But the number of men who were not smiling and looking away (especially in early 2010, before Ok Cupid advised it) would be in the hundreds at most.
Even today, less than 15% of photos have no eye contact.
But according to Davis, if your profile solely includes photos of yourself as a bridesmaid or groomsman, this could boost your date's expectations a little too much.
The above photo of TI reporter Megan Willett is closer to what she looks like on a day-to-day basis. "I know that's contrary to what a lot of people are doing but you have someone's attention for only a few seconds so it's best to keep the focus on you," she said.
Then we ran each picture through a variety of analysis scripts (in our case, neural nets that detected smiles and eye contact) as well as tagged each one by hand until total agreement was reached. The explanation given (that they “[feared it] would skew [their] results”) is no explanation at all.

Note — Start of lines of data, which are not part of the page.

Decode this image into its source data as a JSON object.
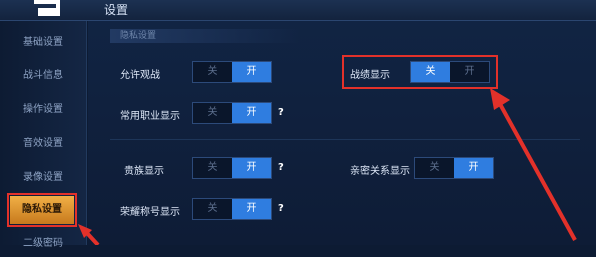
{
  "header": {
    "title": "设置"
  },
  "sidebar": {
    "items": [
      {
        "label": "基础设置"
      },
      {
        "label": "战斗信息"
      },
      {
        "label": "操作设置"
      },
      {
        "label": "音效设置"
      },
      {
        "label": "录像设置"
      },
      {
        "label": "隐私设置",
        "active": true
      },
      {
        "label": "二级密码"
      }
    ]
  },
  "main": {
    "section_title": "隐私设置",
    "settings": [
      {
        "label": "允许观战",
        "off_label": "关",
        "on_label": "开",
        "value": "开"
      },
      {
        "label": "战绩显示",
        "off_label": "关",
        "on_label": "开",
        "value": "关"
      },
      {
        "label": "常用职业显示",
        "off_label": "关",
        "on_label": "开",
        "value": "开",
        "help": "?"
      },
      {
        "label": "贵族显示",
        "off_label": "关",
        "on_label": "开",
        "value": "开",
        "help": "?"
      },
      {
        "label": "亲密关系显示",
        "off_label": "关",
        "on_label": "开",
        "value": "开"
      },
      {
        "label": "荣耀称号显示",
        "off_label": "关",
        "on_label": "开",
        "value": "开",
        "help": "?"
      }
    ]
  },
  "colors": {
    "accent": "#2f7de0",
    "annotation": "#e3312a",
    "active_tab": "#e9a43e"
  }
}
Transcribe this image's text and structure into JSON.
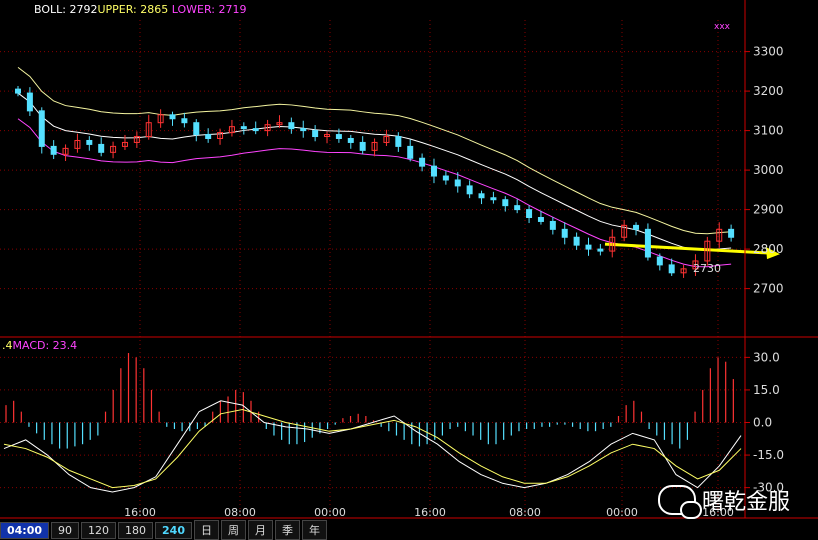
{
  "legend": {
    "boll": "BOLL: 2792",
    "upper": "UPPER: 2865",
    "lower": "LOWER: 2719",
    "macd_prefix": ".4",
    "macd": "MACD: 23.4",
    "marker": "xxx"
  },
  "annotation": "2730",
  "tabs": [
    {
      "label": "04:00",
      "active": true
    },
    {
      "label": "90"
    },
    {
      "label": "120"
    },
    {
      "label": "180"
    },
    {
      "label": "240",
      "active": false
    },
    {
      "label": "日"
    },
    {
      "label": "周"
    },
    {
      "label": "月"
    },
    {
      "label": "季"
    },
    {
      "label": "年"
    }
  ],
  "watermark": "曙乾金服",
  "chart_data": [
    {
      "type": "candlestick",
      "y_ticks": [
        3300,
        3200,
        3100,
        3000,
        2900,
        2800,
        2700
      ],
      "ylim": [
        2580,
        3380
      ],
      "x_tick_labels": [
        "16:00",
        "08:00",
        "00:00",
        "16:00",
        "08:00",
        "00:00",
        "16:00"
      ],
      "series": [
        {
          "name": "UPPER",
          "color": "#f5f5a0"
        },
        {
          "name": "BOLL",
          "color": "#ffffff"
        },
        {
          "name": "LOWER",
          "color": "#ff44ff"
        }
      ],
      "last_values": {
        "boll": 2792,
        "upper": 2865,
        "lower": 2719
      },
      "low_marker": 2730,
      "arrow_level": 2800,
      "close_path": [
        3195,
        3150,
        3060,
        3040,
        3055,
        3075,
        3065,
        3045,
        3060,
        3070,
        3085,
        3120,
        3140,
        3130,
        3120,
        3090,
        3080,
        3095,
        3110,
        3105,
        3100,
        3115,
        3120,
        3105,
        3100,
        3085,
        3090,
        3080,
        3070,
        3050,
        3070,
        3085,
        3060,
        3030,
        3010,
        2985,
        2975,
        2960,
        2940,
        2930,
        2925,
        2910,
        2900,
        2880,
        2870,
        2850,
        2830,
        2810,
        2800,
        2795,
        2830,
        2860,
        2850,
        2780,
        2760,
        2740,
        2750,
        2770,
        2820,
        2850,
        2830
      ]
    },
    {
      "type": "bar",
      "title": "MACD: 23.4",
      "y_ticks": [
        30.0,
        15.0,
        0.0,
        -15.0,
        -30.0
      ],
      "ylim": [
        -38,
        38
      ],
      "values": [
        8,
        10,
        5,
        -2,
        -5,
        -8,
        -10,
        -12,
        -12,
        -11,
        -10,
        -8,
        -6,
        5,
        15,
        25,
        32,
        30,
        25,
        15,
        5,
        -2,
        -3,
        -4,
        -4,
        -3,
        -2,
        5,
        10,
        12,
        15,
        14,
        10,
        5,
        -3,
        -6,
        -8,
        -10,
        -10,
        -9,
        -7,
        -5,
        -3,
        -1,
        2,
        3,
        4,
        3,
        1,
        -2,
        -4,
        -6,
        -8,
        -10,
        -11,
        -10,
        -8,
        -6,
        -3,
        -2,
        -4,
        -6,
        -8,
        -10,
        -10,
        -8,
        -6,
        -4,
        -3,
        -3,
        -2,
        -2,
        -1,
        -1,
        -2,
        -3,
        -4,
        -4,
        -3,
        -2,
        3,
        8,
        10,
        5,
        -3,
        -6,
        -8,
        -10,
        -12,
        -8,
        5,
        15,
        25,
        30,
        28,
        20
      ]
    }
  ]
}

Finally, we used Photofeeler attractiveness ratings to gauge the success of the various photo types (smiling, not smiling, eye contact, no eye contact). our own: Ok Cupid’s data said that not smiling and not making eye contact was better. They didn’t have to “fear” anything because, in all likelihood, they first ran their numbers with these populations included.
This tip originated on the Ok Cupid’s Ok Trends blog in January 2010.
The post was called The 4 Big Myths of Profile Pictures.
Using Tinder or any other dating site can come with a boatload of anxiety. Worrying you may be overselling yourself with your photo selection. We asked online dating expert Laurie Davis, founder of the online dating concierge service e Flirt and author of Love @ First Click, for some tips for making your Tinder photos represent not only your best self, but also your true self.
It makes sense that you'd want to post only the best photos on your dating profile. Read on for her tips and learn how to best represent yourself through online dating photos.
Building on the previous point, there’s the question of how many pictures of men not smiling and not making eye contact were in the data set to begin with.